--- Try it ---
What is needed is each line of the data below that holds the string "circle".

==*==

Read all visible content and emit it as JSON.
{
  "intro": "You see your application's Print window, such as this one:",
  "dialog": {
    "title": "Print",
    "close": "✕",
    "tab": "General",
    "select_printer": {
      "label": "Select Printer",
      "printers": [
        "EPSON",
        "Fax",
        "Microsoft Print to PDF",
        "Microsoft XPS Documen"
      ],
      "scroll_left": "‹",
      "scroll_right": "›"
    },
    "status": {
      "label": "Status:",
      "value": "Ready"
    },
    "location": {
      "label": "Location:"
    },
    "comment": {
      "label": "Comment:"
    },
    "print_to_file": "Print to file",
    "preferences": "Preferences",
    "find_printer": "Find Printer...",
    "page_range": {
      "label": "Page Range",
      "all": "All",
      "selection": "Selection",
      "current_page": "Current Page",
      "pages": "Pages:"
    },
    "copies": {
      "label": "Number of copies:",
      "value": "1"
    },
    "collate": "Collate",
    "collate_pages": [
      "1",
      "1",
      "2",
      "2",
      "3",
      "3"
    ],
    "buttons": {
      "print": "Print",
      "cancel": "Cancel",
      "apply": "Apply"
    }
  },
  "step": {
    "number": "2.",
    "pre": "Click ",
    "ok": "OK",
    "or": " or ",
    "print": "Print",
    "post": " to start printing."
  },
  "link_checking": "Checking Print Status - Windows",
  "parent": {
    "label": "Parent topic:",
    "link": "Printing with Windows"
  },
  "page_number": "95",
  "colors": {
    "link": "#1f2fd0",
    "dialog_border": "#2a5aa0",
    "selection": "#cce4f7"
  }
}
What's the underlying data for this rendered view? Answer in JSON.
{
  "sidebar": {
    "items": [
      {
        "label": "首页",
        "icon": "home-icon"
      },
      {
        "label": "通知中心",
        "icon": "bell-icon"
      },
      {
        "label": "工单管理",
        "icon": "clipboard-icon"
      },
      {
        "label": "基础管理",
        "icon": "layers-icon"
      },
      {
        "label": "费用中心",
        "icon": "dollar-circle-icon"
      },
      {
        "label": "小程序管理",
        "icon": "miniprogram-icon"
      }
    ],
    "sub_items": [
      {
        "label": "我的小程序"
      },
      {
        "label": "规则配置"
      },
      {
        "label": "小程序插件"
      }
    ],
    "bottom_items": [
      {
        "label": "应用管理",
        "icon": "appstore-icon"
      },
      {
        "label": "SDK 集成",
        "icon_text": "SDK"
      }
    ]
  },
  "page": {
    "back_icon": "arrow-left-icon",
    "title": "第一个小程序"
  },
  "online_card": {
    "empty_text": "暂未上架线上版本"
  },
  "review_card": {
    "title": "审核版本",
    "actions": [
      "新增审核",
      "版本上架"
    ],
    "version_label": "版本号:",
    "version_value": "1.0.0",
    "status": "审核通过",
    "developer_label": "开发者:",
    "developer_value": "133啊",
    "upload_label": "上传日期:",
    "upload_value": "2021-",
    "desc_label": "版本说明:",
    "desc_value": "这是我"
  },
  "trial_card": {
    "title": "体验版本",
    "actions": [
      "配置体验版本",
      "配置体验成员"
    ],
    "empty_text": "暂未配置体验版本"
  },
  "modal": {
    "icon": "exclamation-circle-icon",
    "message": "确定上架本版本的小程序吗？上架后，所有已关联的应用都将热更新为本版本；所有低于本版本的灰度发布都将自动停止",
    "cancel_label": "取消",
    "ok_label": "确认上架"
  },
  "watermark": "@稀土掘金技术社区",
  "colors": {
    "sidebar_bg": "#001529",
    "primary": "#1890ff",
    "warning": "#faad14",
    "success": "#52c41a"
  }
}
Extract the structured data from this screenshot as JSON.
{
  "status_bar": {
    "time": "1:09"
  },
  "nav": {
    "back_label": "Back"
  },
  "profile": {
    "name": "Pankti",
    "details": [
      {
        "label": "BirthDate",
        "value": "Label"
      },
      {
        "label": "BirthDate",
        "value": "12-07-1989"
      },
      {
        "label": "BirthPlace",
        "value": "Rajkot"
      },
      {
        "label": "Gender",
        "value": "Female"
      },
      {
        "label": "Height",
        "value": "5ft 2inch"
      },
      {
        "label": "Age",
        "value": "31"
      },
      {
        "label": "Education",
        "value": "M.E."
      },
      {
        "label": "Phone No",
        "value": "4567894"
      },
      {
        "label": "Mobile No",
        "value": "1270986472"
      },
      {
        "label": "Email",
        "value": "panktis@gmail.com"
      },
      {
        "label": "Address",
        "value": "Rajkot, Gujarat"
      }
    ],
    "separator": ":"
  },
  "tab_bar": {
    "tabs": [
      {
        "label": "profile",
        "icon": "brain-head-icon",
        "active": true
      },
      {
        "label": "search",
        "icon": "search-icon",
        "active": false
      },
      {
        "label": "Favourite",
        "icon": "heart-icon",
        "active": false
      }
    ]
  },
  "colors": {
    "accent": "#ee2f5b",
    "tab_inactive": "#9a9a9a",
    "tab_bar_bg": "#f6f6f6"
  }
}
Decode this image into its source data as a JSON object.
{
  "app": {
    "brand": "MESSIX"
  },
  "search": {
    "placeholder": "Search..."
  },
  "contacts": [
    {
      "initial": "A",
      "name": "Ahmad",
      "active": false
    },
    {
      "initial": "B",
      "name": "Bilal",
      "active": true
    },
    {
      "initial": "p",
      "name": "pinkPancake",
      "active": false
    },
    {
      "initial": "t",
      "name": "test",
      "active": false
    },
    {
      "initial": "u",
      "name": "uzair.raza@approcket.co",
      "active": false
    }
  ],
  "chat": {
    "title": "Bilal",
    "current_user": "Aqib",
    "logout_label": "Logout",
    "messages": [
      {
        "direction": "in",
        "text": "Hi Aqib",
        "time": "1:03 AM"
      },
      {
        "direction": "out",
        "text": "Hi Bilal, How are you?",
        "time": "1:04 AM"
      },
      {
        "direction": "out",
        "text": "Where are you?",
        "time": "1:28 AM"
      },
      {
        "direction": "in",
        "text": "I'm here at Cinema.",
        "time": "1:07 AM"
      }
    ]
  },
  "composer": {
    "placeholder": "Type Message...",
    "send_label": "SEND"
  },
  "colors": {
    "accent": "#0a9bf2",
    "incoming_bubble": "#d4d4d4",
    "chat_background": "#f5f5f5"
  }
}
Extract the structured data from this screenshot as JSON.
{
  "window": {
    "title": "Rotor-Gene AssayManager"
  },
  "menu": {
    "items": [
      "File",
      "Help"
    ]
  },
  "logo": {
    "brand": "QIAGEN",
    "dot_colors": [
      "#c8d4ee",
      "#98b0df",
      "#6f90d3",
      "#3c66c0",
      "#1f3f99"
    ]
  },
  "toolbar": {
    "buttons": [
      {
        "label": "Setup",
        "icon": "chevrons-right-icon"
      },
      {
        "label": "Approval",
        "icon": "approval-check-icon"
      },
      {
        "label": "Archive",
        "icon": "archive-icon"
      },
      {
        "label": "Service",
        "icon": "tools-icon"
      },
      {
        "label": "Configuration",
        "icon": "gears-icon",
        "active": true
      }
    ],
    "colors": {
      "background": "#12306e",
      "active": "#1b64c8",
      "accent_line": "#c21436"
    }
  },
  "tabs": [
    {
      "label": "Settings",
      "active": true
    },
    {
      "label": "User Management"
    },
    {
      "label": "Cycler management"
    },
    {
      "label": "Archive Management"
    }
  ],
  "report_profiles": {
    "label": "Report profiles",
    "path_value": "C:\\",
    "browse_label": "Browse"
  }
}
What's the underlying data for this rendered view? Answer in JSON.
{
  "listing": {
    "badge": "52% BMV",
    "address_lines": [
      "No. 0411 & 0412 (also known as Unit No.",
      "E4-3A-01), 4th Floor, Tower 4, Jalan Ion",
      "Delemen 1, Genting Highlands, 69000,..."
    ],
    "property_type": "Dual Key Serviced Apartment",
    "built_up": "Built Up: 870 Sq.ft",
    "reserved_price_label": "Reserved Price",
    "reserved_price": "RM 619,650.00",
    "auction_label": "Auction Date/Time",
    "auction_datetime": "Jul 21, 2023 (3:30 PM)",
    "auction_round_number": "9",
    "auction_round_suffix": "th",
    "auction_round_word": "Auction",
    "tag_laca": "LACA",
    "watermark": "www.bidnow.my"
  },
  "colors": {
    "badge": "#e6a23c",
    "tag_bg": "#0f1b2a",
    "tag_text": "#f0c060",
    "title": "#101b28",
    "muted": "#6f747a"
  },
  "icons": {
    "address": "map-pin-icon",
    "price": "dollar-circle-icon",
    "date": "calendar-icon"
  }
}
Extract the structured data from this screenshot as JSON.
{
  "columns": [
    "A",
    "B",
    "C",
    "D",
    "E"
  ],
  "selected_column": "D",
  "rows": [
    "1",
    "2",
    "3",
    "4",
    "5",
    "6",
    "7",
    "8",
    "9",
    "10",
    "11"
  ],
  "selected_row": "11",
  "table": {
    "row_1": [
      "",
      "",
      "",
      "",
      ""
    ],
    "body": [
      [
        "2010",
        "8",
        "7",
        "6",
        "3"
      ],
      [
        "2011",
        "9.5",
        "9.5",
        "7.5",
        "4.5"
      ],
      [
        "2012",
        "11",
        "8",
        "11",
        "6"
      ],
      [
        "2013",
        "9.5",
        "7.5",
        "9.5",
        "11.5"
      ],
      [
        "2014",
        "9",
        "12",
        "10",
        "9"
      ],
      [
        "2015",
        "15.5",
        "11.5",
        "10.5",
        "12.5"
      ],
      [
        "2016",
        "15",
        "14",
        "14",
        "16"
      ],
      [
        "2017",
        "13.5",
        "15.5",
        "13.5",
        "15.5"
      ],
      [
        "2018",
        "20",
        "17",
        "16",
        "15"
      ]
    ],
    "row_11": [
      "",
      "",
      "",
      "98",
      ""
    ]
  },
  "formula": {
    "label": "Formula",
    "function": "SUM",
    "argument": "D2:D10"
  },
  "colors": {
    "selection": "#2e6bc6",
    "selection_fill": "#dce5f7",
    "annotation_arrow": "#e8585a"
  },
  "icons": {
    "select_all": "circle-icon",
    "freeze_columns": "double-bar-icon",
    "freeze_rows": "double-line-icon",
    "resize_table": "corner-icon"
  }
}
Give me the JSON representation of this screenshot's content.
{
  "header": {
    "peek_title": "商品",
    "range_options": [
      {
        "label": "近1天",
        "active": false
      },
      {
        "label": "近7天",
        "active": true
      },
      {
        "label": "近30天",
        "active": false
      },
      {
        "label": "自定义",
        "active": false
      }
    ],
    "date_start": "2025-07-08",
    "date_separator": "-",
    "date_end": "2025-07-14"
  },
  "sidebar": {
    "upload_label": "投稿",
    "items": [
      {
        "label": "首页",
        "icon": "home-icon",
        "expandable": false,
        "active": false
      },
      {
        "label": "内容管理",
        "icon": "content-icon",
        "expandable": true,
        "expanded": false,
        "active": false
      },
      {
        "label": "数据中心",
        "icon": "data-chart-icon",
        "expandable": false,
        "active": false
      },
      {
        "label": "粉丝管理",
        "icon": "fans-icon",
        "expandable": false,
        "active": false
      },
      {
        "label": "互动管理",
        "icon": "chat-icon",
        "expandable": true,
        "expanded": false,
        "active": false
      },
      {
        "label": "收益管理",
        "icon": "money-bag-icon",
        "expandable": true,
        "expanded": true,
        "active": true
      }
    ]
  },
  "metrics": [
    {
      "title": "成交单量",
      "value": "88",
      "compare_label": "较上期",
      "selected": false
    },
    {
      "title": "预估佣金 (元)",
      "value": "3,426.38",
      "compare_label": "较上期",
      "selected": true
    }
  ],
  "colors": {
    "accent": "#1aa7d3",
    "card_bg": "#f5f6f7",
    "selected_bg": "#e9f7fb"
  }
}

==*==

--- Response to the task ---
        "icon": "dollar-circle-icon"
    "icon": "exclamation-circle-icon",
    "price": "dollar-circle-icon",
    "select_all": "circle-icon",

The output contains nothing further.